BRIEF:
Reproduce all of the data exactly, with no line skipped.

RECORDS FOR THIS EXERCISE:
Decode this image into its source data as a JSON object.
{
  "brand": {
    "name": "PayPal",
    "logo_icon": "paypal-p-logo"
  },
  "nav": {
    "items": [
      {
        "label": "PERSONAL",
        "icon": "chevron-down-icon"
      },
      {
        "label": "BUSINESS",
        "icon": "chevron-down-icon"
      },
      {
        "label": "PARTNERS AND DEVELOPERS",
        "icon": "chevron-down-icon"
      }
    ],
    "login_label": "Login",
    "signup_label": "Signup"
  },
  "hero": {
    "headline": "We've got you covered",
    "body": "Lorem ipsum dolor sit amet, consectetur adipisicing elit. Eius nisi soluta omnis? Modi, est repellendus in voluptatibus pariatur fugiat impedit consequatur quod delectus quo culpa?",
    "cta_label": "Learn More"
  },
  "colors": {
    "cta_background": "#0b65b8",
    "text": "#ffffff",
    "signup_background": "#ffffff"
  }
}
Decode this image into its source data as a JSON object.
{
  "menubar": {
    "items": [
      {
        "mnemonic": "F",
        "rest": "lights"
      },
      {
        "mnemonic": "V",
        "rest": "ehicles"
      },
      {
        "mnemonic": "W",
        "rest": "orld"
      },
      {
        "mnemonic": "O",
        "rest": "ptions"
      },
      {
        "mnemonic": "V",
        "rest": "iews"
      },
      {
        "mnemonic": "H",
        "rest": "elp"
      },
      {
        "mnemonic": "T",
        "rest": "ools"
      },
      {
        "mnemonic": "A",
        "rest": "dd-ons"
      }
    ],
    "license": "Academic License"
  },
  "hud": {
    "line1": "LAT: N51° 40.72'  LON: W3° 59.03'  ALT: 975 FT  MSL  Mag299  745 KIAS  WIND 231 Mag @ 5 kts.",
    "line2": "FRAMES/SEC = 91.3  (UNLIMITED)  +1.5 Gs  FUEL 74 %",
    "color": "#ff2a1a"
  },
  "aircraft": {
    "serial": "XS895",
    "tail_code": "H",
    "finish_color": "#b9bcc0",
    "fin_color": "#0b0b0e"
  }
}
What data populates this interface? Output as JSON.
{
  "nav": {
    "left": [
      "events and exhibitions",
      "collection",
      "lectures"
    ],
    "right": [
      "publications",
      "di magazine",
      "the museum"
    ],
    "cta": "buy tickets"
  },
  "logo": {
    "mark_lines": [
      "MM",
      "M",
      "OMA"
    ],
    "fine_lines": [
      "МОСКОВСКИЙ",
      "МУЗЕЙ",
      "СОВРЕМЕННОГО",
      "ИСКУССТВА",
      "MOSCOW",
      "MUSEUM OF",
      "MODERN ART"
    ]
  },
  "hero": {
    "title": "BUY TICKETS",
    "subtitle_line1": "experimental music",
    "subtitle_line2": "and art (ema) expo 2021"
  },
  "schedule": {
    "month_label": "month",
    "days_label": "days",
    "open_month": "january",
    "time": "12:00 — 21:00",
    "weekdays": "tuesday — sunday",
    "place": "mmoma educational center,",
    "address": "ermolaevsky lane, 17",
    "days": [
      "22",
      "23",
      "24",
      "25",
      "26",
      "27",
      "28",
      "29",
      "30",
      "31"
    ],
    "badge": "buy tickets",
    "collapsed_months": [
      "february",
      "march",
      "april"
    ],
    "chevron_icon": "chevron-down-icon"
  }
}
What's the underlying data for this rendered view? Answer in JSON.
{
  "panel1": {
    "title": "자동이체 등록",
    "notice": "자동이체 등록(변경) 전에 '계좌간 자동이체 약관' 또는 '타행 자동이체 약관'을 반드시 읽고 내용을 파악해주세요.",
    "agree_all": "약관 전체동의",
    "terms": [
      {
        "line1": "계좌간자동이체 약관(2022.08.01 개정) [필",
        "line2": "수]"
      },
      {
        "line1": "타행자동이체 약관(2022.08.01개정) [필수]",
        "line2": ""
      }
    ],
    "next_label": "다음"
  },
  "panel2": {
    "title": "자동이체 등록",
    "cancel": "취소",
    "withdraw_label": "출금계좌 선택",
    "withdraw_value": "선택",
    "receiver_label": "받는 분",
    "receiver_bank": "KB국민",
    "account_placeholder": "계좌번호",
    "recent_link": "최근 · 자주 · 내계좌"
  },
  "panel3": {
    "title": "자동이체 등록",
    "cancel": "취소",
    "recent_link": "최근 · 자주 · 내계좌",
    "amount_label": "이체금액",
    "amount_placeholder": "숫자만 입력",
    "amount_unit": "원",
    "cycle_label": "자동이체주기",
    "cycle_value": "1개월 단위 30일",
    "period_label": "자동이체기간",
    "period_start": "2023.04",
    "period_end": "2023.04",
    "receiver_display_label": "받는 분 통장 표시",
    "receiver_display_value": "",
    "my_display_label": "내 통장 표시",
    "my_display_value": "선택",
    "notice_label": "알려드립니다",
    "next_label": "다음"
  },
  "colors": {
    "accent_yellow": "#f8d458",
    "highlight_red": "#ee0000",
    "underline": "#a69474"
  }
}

SOLUTION TO THIS EXERCISE:
Decode this image into its source data as a JSON object.
{
  "brand": {
    "name": "PayPal",
    "logo_icon": "paypal-p-logo"
  },
  "nav": {
    "items": [
      {
        "label": "PERSONAL",
        "icon": "chevron-down-icon"
      },
      {
        "label": "BUSINESS",
        "icon": "chevron-down-icon"
      },
      {
        "label": "PARTNERS AND DEVELOPERS",
        "icon": "chevron-down-icon"
      }
    ],
    "login_label": "Login",
    "signup_label": "Signup"
  },
  "hero": {
    "headline": "We've got you covered",
    "body": "Lorem ipsum dolor sit amet, consectetur adipisicing elit. Eius nisi soluta omnis? Modi, est repellendus in voluptatibus pariatur fugiat impedit consequatur quod delectus quo culpa?",
    "cta_label": "Learn More"
  },
  "colors": {
    "cta_background": "#0b65b8",
    "text": "#ffffff",
    "signup_background": "#ffffff"
  }
}
Decode this image into its source data as a JSON object.
{
  "menubar": {
    "items": [
      {
        "mnemonic": "F",
        "rest": "lights"
      },
      {
        "mnemonic": "V",
        "rest": "ehicles"
      },
      {
        "mnemonic": "W",
        "rest": "orld"
      },
      {
        "mnemonic": "O",
        "rest": "ptions"
      },
      {
        "mnemonic": "V",
        "rest": "iews"
      },
      {
        "mnemonic": "H",
        "rest": "elp"
      },
      {
        "mnemonic": "T",
        "rest": "ools"
      },
      {
        "mnemonic": "A",
        "rest": "dd-ons"
      }
    ],
    "license": "Academic License"
  },
  "hud": {
    "line1": "LAT: N51° 40.72'  LON: W3° 59.03'  ALT: 975 FT  MSL  Mag299  745 KIAS  WIND 231 Mag @ 5 kts.",
    "line2": "FRAMES/SEC = 91.3  (UNLIMITED)  +1.5 Gs  FUEL 74 %",
    "color": "#ff2a1a"
  },
  "aircraft": {
    "serial": "XS895",
    "tail_code": "H",
    "finish_color": "#b9bcc0",
    "fin_color": "#0b0b0e"
  }
}
What data populates this interface? Output as JSON.
{
  "nav": {
    "left": [
      "events and exhibitions",
      "collection",
      "lectures"
    ],
    "right": [
      "publications",
      "di magazine",
      "the museum"
    ],
    "cta": "buy tickets"
  },
  "logo": {
    "mark_lines": [
      "MM",
      "M",
      "OMA"
    ],
    "fine_lines": [
      "МОСКОВСКИЙ",
      "МУЗЕЙ",
      "СОВРЕМЕННОГО",
      "ИСКУССТВА",
      "MOSCOW",
      "MUSEUM OF",
      "MODERN ART"
    ]
  },
  "hero": {
    "title": "BUY TICKETS",
    "subtitle_line1": "experimental music",
    "subtitle_line2": "and art (ema) expo 2021"
  },
  "schedule": {
    "month_label": "month",
    "days_label": "days",
    "open_month": "january",
    "time": "12:00 — 21:00",
    "weekdays": "tuesday — sunday",
    "place": "mmoma educational center,",
    "address": "ermolaevsky lane, 17",
    "days": [
      "22",
      "23",
      "24",
      "25",
      "26",
      "27",
      "28",
      "29",
      "30",
      "31"
    ],
    "badge": "buy tickets",
    "collapsed_months": [
      "february",
      "march",
      "april"
    ],
    "chevron_icon": "chevron-down-icon"
  }
}
What's the underlying data for this rendered view? Answer in JSON.
{
  "panel1": {
    "title": "자동이체 등록",
    "notice": "자동이체 등록(변경) 전에 '계좌간 자동이체 약관' 또는 '타행 자동이체 약관'을 반드시 읽고 내용을 파악해주세요.",
    "agree_all": "약관 전체동의",
    "terms": [
      {
        "line1": "계좌간자동이체 약관(2022.08.01 개정) [필",
        "line2": "수]"
      },
      {
        "line1": "타행자동이체 약관(2022.08.01개정) [필수]",
        "line2": ""
      }
    ],
    "next_label": "다음"
  },
  "panel2": {
    "title": "자동이체 등록",
    "cancel": "취소",
    "withdraw_label": "출금계좌 선택",
    "withdraw_value": "선택",
    "receiver_label": "받는 분",
    "receiver_bank": "KB국민",
    "account_placeholder": "계좌번호",
    "recent_link": "최근 · 자주 · 내계좌"
  },
  "panel3": {
    "title": "자동이체 등록",
    "cancel": "취소",
    "recent_link": "최근 · 자주 · 내계좌",
    "amount_label": "이체금액",
    "amount_placeholder": "숫자만 입력",
    "amount_unit": "원",
    "cycle_label": "자동이체주기",
    "cycle_value": "1개월 단위 30일",
    "period_label": "자동이체기간",
    "period_start": "2023.04",
    "period_end": "2023.04",
    "receiver_display_label": "받는 분 통장 표시",
    "receiver_display_value": "",
    "my_display_label": "내 통장 표시",
    "my_display_value": "선택",
    "notice_label": "알려드립니다",
    "next_label": "다음"
  },
  "colors": {
    "accent_yellow": "#f8d458",
    "highlight_red": "#ee0000",
    "underline": "#a69474"
  }
}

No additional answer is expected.